----- Dataset excerpts
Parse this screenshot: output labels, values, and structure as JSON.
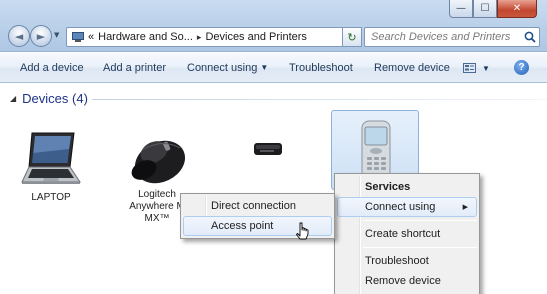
{
  "window": {
    "controls": {
      "minimize": "—",
      "maximize": "☐",
      "close": "✕"
    }
  },
  "nav": {
    "back": "◄",
    "forward": "►",
    "recent": "▼"
  },
  "address": {
    "overflow": "«",
    "crumbs": [
      "Hardware and So...",
      "Devices and Printers"
    ],
    "separator": "▸",
    "dropdown": "▼",
    "refresh": "↻"
  },
  "search": {
    "placeholder": "Search Devices and Printers",
    "icon": "search-icon"
  },
  "toolbar": {
    "add_device": "Add a device",
    "add_printer": "Add a printer",
    "connect_using": "Connect using",
    "troubleshoot": "Troubleshoot",
    "remove_device": "Remove device",
    "dropdown_arrow": "▼",
    "help": "?"
  },
  "group": {
    "title": "Devices (4)",
    "collapse": "◢"
  },
  "devices": [
    {
      "name": "LAPTOP",
      "icon": "laptop-icon"
    },
    {
      "name_line1": "Logitech",
      "name_line2": "Anywhere M",
      "name_line3": "MX™",
      "icon": "mouse-icon"
    },
    {
      "name": "",
      "icon": "usb-receiver-icon"
    },
    {
      "name": "",
      "icon": "phone-icon",
      "selected": true
    }
  ],
  "context_menu": {
    "items": [
      "Services",
      "Connect using",
      "Create shortcut",
      "Troubleshoot",
      "Remove device"
    ],
    "submenu_arrow": "▶"
  },
  "submenu": {
    "items": [
      "Direct connection",
      "Access point"
    ],
    "hovered": "Access point"
  },
  "colors": {
    "accent_blue": "#1e3287",
    "toolbar_text": "#1e395b",
    "menu_bg": "#f0f0f0",
    "highlight": "#aecdf3"
  }
}
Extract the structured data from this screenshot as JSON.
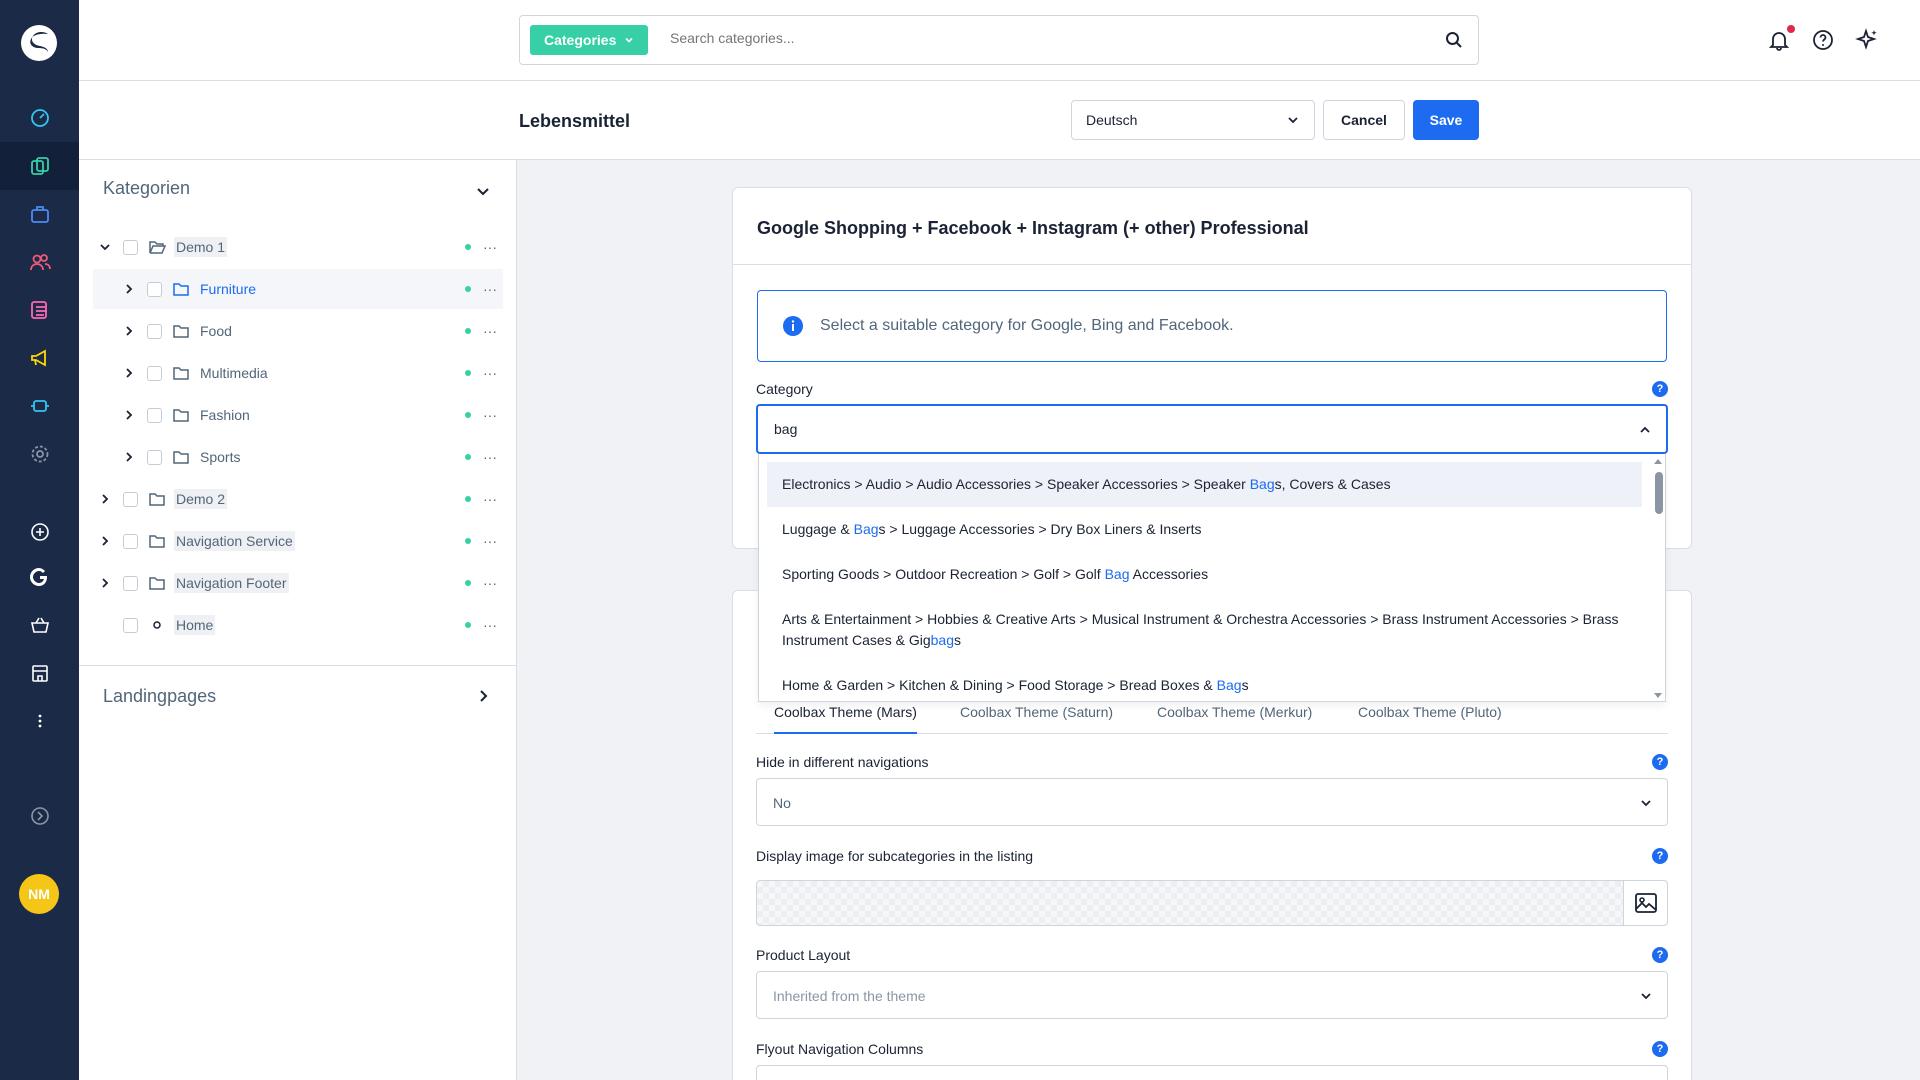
{
  "colors": {
    "nav_bg": "#1b2a47",
    "accent": "#1d6bf0",
    "category_badge": "#37d0a6",
    "status_active": "#37d0a6",
    "avatar": "#f5c518",
    "notif_dot": "#de294c"
  },
  "nav": {
    "logo": "shopware-logo-icon",
    "items": [
      "dashboard-icon",
      "catalogues-icon",
      "orders-icon",
      "customers-icon",
      "content-icon",
      "marketing-icon",
      "extensions-icon",
      "settings-icon",
      "add-icon",
      "google-icon",
      "basket-icon",
      "store-icon",
      "more-icon",
      "expand-icon"
    ],
    "avatar_initials": "NM"
  },
  "topbar": {
    "search_type": "Categories",
    "search_placeholder": "Search categories...",
    "icons": [
      "bell-icon",
      "help-icon",
      "sparkle-icon"
    ]
  },
  "actionbar": {
    "title": "Lebensmittel",
    "language": "Deutsch",
    "cancel_label": "Cancel",
    "save_label": "Save"
  },
  "tree": {
    "header": "Kategorien",
    "items": [
      {
        "label": "Demo 1",
        "level": 0,
        "expanded": true,
        "open_folder": true
      },
      {
        "label": "Furniture",
        "level": 1,
        "active": true
      },
      {
        "label": "Food",
        "level": 1
      },
      {
        "label": "Multimedia",
        "level": 1
      },
      {
        "label": "Fashion",
        "level": 1
      },
      {
        "label": "Sports",
        "level": 1
      },
      {
        "label": "Demo 2",
        "level": 0
      },
      {
        "label": "Navigation Service",
        "level": 0
      },
      {
        "label": "Navigation Footer",
        "level": 0
      },
      {
        "label": "Home",
        "level": 0,
        "leaf": true
      }
    ],
    "more_label": "···",
    "landingpages_header": "Landingpages"
  },
  "card": {
    "title": "Google Shopping + Facebook + Instagram (+ other) Professional",
    "info_text": "Select a suitable category for Google, Bing and Facebook.",
    "category_label": "Category",
    "category_value": "bag",
    "help_glyph": "?",
    "dropdown_options": [
      {
        "before": "Electronics > Audio > Audio Accessories > Speaker Accessories > Speaker ",
        "match": "Bag",
        "after": "s, Covers & Cases"
      },
      {
        "before": "Luggage & ",
        "match": "Bag",
        "after": "s > Luggage Accessories > Dry Box Liners & Inserts"
      },
      {
        "before": "Sporting Goods > Outdoor Recreation > Golf > Golf ",
        "match": "Bag",
        "after": " Accessories"
      },
      {
        "before": "Arts & Entertainment > Hobbies & Creative Arts > Musical Instrument & Orchestra Accessories > Brass Instrument Accessories > Brass Instrument Cases & Gig",
        "match": "bag",
        "after": "s"
      },
      {
        "before": "Home & Garden > Kitchen & Dining > Food Storage > Bread Boxes & ",
        "match": "Bag",
        "after": "s"
      }
    ]
  },
  "theme": {
    "tabs": [
      "Coolbax Theme (Mars)",
      "Coolbax Theme (Saturn)",
      "Coolbax Theme (Merkur)",
      "Coolbax Theme (Pluto)"
    ],
    "hide_label": "Hide in different navigations",
    "hide_value": "No",
    "image_label": "Display image for subcategories in the listing",
    "layout_label": "Product Layout",
    "layout_value": "Inherited from the theme",
    "flyout_label": "Flyout Navigation Columns"
  }
}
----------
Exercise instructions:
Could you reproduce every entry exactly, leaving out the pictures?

Reply to the exercise:
Parse this screenshot: output labels, values, and structure as JSON.
{
  "window": {
    "controls": {
      "minimize": "—",
      "maximize": "☐",
      "close": "✕"
    }
  },
  "nav": {
    "back": "◄",
    "forward": "►",
    "recent": "▼"
  },
  "address": {
    "overflow": "«",
    "crumbs": [
      "Hardware and So...",
      "Devices and Printers"
    ],
    "separator": "▸",
    "dropdown": "▼",
    "refresh": "↻"
  },
  "search": {
    "placeholder": "Search Devices and Printers",
    "icon": "search-icon"
  },
  "toolbar": {
    "add_device": "Add a device",
    "add_printer": "Add a printer",
    "connect_using": "Connect using",
    "troubleshoot": "Troubleshoot",
    "remove_device": "Remove device",
    "dropdown_arrow": "▼",
    "help": "?"
  },
  "group": {
    "title": "Devices (4)",
    "collapse": "◢"
  },
  "devices": [
    {
      "name": "LAPTOP",
      "icon": "laptop-icon"
    },
    {
      "name_line1": "Logitech",
      "name_line2": "Anywhere M",
      "name_line3": "MX™",
      "icon": "mouse-icon"
    },
    {
      "name": "",
      "icon": "usb-receiver-icon"
    },
    {
      "name": "",
      "icon": "phone-icon",
      "selected": true
    }
  ],
  "context_menu": {
    "items": [
      "Services",
      "Connect using",
      "Create shortcut",
      "Troubleshoot",
      "Remove device"
    ],
    "submenu_arrow": "▶"
  },
  "submenu": {
    "items": [
      "Direct connection",
      "Access point"
    ],
    "hovered": "Access point"
  },
  "colors": {
    "accent_blue": "#1e3287",
    "toolbar_text": "#1e395b",
    "menu_bg": "#f0f0f0",
    "highlight": "#aecdf3"
  }
}
Extract the structured data from this screenshot as JSON.
{
  "colors": {
    "nav_bg": "#1b2a47",
    "accent": "#1d6bf0",
    "category_badge": "#37d0a6",
    "status_active": "#37d0a6",
    "avatar": "#f5c518",
    "notif_dot": "#de294c"
  },
  "nav": {
    "logo": "shopware-logo-icon",
    "items": [
      "dashboard-icon",
      "catalogues-icon",
      "orders-icon",
      "customers-icon",
      "content-icon",
      "marketing-icon",
      "extensions-icon",
      "settings-icon",
      "add-icon",
      "google-icon",
      "basket-icon",
      "store-icon",
      "more-icon",
      "expand-icon"
    ],
    "avatar_initials": "NM"
  },
  "topbar": {
    "search_type": "Categories",
    "search_placeholder": "Search categories...",
    "icons": [
      "bell-icon",
      "help-icon",
      "sparkle-icon"
    ]
  },
  "actionbar": {
    "title": "Lebensmittel",
    "language": "Deutsch",
    "cancel_label": "Cancel",
    "save_label": "Save"
  },
  "tree": {
    "header": "Kategorien",
    "items": [
      {
        "label": "Demo 1",
        "level": 0,
        "expanded": true,
        "open_folder": true
      },
      {
        "label": "Furniture",
        "level": 1,
        "active": true
      },
      {
        "label": "Food",
        "level": 1
      },
      {
        "label": "Multimedia",
        "level": 1
      },
      {
        "label": "Fashion",
        "level": 1
      },
      {
        "label": "Sports",
        "level": 1
      },
      {
        "label": "Demo 2",
        "level": 0
      },
      {
        "label": "Navigation Service",
        "level": 0
      },
      {
        "label": "Navigation Footer",
        "level": 0
      },
      {
        "label": "Home",
        "level": 0,
        "leaf": true
      }
    ],
    "more_label": "···",
    "landingpages_header": "Landingpages"
  },
  "card": {
    "title": "Google Shopping + Facebook + Instagram (+ other) Professional",
    "info_text": "Select a suitable category for Google, Bing and Facebook.",
    "category_label": "Category",
    "category_value": "bag",
    "help_glyph": "?",
    "dropdown_options": [
      {
        "before": "Electronics > Audio > Audio Accessories > Speaker Accessories > Speaker ",
        "match": "Bag",
        "after": "s, Covers & Cases"
      },
      {
        "before": "Luggage & ",
        "match": "Bag",
        "after": "s > Luggage Accessories > Dry Box Liners & Inserts"
      },
      {
        "before": "Sporting Goods > Outdoor Recreation > Golf > Golf ",
        "match": "Bag",
        "after": " Accessories"
      },
      {
        "before": "Arts & Entertainment > Hobbies & Creative Arts > Musical Instrument & Orchestra Accessories > Brass Instrument Accessories > Brass Instrument Cases & Gig",
        "match": "bag",
        "after": "s"
      },
      {
        "before": "Home & Garden > Kitchen & Dining > Food Storage > Bread Boxes & ",
        "match": "Bag",
        "after": "s"
      }
    ]
  },
  "theme": {
    "tabs": [
      "Coolbax Theme (Mars)",
      "Coolbax Theme (Saturn)",
      "Coolbax Theme (Merkur)",
      "Coolbax Theme (Pluto)"
    ],
    "hide_label": "Hide in different navigations",
    "hide_value": "No",
    "image_label": "Display image for subcategories in the listing",
    "layout_label": "Product Layout",
    "layout_value": "Inherited from the theme",
    "flyout_label": "Flyout Navigation Columns"
  }
}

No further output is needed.